__Directions for this task__: If a line in the material below has the string "caption", copy it out.

__Supplied records__:
┌──
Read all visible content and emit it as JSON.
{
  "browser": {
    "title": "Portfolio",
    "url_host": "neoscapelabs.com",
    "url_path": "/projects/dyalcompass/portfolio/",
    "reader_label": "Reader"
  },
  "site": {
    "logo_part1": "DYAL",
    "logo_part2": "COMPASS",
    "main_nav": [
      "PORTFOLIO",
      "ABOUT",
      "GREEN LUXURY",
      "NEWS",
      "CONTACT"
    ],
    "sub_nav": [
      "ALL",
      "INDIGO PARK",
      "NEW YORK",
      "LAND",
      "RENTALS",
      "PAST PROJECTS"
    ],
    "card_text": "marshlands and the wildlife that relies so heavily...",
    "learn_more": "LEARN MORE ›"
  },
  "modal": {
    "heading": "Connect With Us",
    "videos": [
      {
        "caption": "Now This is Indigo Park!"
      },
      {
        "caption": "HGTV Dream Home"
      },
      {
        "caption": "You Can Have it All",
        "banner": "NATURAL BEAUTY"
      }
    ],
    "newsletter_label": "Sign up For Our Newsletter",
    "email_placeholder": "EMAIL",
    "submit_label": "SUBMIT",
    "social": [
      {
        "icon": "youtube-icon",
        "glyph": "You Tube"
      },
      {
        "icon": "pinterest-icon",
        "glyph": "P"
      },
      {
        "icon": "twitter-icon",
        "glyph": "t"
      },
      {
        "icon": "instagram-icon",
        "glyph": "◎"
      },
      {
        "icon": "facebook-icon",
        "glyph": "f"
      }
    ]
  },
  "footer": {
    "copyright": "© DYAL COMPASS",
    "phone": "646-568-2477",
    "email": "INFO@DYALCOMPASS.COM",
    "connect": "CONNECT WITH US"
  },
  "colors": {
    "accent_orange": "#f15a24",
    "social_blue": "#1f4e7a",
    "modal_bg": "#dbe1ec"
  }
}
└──
__Result for this task__:
        "caption": "Now This is Indigo Park!"
        "caption": "HGTV Dream Home"
        "caption": "You Can Have it All",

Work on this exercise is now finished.